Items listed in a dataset

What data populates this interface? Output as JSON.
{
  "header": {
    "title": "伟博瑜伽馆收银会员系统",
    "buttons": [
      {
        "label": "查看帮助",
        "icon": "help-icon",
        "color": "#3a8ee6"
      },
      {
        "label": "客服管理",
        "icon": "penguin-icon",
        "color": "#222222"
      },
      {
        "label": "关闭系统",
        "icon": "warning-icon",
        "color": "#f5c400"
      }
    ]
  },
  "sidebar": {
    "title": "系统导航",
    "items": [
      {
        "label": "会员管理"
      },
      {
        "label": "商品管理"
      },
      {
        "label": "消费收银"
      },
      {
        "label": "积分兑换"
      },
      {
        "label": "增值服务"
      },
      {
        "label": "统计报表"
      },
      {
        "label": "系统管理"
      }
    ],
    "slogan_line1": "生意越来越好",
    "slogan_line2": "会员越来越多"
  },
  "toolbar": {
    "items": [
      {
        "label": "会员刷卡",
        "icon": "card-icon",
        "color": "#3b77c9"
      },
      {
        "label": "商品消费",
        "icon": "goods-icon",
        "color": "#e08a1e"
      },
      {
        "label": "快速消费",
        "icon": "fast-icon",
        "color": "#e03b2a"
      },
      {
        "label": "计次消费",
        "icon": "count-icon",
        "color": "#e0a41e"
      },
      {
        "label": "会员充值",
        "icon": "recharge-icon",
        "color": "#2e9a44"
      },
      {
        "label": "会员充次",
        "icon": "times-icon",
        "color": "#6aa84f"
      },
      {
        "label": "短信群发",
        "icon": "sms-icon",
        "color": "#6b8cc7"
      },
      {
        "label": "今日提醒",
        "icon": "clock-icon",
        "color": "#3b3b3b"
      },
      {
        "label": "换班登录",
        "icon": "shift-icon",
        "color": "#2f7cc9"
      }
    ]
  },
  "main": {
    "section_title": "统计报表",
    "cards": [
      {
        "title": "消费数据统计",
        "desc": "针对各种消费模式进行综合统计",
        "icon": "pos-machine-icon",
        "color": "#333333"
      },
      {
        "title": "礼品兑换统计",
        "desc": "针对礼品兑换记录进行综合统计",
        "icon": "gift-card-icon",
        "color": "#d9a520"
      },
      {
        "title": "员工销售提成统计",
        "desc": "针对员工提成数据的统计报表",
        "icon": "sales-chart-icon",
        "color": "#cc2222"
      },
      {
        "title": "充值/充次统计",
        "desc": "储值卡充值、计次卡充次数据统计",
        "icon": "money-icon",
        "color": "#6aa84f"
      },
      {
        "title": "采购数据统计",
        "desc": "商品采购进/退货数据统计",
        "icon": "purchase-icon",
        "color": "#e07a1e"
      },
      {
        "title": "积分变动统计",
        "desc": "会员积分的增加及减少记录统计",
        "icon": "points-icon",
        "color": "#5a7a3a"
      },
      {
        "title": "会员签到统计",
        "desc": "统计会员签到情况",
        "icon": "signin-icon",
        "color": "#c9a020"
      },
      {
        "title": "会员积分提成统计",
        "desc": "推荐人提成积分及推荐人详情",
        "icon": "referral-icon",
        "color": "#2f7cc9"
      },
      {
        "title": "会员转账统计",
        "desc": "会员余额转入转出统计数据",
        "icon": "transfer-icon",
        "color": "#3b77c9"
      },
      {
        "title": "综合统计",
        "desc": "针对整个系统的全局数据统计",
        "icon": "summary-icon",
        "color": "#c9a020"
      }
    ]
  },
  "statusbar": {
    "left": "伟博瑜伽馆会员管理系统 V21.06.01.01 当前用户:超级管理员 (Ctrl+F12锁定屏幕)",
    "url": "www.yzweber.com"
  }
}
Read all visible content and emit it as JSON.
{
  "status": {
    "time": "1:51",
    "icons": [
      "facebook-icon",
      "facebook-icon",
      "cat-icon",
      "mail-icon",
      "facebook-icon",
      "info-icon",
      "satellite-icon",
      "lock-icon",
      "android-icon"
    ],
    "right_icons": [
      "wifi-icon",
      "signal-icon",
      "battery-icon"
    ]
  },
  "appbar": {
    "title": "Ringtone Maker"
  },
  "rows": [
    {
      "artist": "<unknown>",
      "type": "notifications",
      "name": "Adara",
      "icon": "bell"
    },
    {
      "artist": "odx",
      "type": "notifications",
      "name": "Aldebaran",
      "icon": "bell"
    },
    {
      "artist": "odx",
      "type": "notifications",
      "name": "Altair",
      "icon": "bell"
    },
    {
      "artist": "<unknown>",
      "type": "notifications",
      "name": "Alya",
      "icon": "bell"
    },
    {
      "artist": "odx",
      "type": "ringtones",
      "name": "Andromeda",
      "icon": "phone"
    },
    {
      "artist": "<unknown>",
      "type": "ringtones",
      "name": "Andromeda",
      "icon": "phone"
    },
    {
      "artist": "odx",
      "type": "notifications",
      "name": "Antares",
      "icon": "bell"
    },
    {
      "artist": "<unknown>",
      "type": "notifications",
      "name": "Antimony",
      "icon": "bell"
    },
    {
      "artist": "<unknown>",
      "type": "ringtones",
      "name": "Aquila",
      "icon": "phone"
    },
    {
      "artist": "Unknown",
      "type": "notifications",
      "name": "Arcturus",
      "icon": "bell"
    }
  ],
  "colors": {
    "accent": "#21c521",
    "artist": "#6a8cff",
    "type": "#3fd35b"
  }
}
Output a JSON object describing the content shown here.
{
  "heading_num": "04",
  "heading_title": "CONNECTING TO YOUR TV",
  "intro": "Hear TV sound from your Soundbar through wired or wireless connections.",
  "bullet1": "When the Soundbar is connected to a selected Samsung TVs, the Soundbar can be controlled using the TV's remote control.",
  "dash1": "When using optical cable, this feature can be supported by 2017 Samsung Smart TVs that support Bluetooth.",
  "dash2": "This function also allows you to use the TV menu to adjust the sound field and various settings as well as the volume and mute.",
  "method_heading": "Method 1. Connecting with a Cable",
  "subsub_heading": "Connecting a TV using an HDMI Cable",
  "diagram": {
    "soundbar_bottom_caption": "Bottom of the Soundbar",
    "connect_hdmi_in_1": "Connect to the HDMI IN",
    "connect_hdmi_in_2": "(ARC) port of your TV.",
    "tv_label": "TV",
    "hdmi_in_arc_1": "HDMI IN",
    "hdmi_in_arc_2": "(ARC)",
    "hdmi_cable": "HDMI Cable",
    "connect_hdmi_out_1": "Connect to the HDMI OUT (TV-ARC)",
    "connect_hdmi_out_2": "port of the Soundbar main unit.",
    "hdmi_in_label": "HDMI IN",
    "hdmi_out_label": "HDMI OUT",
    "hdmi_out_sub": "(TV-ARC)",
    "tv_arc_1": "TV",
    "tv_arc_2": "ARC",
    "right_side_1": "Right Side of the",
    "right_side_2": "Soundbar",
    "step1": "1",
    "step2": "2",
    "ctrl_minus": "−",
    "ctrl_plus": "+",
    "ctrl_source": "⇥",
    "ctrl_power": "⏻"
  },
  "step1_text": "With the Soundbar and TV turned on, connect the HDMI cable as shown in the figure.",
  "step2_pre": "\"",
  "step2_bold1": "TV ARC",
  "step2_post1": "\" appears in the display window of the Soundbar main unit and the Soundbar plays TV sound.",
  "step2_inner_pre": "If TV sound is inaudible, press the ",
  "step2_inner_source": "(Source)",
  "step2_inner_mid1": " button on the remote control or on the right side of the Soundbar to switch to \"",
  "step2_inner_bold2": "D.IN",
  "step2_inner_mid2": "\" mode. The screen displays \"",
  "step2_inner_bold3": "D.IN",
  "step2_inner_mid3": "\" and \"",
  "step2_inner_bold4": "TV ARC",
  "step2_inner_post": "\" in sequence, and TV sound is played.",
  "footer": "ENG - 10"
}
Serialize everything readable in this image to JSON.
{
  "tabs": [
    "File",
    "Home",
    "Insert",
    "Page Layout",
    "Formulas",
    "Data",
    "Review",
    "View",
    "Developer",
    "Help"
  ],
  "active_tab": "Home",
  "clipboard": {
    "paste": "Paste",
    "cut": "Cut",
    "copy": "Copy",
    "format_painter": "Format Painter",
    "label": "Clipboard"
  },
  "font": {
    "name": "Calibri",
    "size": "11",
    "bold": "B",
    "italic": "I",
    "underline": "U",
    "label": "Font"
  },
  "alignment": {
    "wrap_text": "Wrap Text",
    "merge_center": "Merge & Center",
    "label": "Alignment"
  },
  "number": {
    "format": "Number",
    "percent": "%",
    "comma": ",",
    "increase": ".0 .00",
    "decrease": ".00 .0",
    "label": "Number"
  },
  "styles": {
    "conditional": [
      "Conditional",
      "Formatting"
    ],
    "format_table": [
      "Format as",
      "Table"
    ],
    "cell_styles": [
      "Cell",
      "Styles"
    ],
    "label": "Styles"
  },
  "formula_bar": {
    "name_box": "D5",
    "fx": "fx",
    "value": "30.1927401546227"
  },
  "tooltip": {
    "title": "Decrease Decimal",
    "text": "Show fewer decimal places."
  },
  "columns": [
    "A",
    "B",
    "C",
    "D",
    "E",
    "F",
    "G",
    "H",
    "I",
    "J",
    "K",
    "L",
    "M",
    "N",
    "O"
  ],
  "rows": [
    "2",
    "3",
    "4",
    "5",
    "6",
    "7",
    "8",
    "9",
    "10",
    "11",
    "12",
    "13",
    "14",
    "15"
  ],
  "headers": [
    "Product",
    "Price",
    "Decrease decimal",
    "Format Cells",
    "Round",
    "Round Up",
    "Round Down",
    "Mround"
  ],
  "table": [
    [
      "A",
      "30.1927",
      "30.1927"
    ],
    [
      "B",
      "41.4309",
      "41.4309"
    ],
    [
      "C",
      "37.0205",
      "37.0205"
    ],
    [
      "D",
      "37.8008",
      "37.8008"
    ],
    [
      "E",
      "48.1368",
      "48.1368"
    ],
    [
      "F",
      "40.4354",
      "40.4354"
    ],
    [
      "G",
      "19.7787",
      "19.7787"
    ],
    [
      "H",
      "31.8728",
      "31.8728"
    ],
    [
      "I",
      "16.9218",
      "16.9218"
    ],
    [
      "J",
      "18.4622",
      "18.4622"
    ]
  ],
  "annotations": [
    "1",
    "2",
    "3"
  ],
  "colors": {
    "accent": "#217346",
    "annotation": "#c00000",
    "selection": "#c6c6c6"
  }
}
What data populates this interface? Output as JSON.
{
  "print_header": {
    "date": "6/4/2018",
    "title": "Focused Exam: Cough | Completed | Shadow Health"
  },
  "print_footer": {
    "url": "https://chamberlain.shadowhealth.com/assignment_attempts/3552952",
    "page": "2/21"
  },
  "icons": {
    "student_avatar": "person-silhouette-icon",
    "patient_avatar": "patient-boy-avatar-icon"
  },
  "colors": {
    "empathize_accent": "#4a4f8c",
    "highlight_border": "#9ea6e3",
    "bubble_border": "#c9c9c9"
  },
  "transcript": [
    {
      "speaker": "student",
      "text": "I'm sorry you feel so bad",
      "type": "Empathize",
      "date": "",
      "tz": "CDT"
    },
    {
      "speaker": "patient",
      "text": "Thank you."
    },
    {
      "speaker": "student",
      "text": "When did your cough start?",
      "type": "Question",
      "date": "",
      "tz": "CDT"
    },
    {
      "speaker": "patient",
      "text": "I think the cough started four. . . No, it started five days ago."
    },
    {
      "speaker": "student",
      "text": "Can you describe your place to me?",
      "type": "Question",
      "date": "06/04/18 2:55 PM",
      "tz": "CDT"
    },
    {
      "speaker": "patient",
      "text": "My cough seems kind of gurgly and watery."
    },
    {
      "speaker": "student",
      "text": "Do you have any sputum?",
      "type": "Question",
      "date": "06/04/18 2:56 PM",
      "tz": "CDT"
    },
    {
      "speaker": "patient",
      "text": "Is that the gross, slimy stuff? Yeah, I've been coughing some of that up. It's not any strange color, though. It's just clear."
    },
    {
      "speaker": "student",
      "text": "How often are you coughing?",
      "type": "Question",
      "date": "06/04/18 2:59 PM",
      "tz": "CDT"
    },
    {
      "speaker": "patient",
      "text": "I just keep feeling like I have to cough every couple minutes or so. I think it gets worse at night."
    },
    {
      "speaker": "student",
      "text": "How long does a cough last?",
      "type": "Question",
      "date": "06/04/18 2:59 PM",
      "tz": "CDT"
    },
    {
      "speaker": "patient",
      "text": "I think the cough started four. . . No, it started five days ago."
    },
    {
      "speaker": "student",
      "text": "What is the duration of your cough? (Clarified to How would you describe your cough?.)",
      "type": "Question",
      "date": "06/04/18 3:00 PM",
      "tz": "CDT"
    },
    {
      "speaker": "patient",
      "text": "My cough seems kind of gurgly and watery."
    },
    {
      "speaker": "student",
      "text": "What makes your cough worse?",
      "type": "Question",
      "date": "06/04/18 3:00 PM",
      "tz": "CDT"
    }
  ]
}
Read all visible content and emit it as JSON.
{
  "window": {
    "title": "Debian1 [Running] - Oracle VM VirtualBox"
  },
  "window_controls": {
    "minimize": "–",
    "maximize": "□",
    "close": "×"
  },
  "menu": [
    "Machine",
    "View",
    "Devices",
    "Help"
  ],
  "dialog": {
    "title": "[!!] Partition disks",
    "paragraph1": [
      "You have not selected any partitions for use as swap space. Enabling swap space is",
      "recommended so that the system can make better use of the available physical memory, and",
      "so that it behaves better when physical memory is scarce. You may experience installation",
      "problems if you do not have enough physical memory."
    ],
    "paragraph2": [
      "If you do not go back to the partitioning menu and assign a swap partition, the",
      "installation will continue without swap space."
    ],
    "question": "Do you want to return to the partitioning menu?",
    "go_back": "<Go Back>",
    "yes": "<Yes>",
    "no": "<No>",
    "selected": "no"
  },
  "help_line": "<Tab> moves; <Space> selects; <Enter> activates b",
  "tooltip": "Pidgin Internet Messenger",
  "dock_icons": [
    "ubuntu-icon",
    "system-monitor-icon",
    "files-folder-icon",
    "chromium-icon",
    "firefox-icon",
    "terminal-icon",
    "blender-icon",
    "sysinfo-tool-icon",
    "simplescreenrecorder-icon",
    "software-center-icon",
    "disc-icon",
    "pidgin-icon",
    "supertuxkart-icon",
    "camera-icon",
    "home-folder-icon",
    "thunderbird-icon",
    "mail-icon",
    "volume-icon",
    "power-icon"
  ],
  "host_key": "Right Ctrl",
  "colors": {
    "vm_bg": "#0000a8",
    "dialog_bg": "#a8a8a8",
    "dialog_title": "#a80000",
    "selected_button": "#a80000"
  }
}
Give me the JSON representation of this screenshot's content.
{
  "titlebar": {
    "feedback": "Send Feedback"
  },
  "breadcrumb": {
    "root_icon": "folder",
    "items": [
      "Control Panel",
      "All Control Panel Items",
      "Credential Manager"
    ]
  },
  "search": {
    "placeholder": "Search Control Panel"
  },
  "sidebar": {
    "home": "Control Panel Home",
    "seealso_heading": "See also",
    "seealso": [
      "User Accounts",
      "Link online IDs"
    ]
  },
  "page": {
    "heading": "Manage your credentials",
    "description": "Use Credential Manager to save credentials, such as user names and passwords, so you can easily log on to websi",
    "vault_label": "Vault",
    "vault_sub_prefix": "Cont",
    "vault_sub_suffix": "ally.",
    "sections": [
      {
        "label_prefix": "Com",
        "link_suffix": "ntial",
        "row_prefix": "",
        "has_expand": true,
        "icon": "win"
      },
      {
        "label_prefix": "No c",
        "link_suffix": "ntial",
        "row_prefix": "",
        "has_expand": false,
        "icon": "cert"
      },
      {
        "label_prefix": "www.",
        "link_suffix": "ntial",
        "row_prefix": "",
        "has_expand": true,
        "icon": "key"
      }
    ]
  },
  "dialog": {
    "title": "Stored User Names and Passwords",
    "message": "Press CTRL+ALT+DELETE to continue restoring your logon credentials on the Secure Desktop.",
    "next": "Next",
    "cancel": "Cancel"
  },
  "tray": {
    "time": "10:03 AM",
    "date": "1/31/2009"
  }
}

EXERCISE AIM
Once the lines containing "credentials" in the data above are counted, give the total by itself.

THE ANSWER
3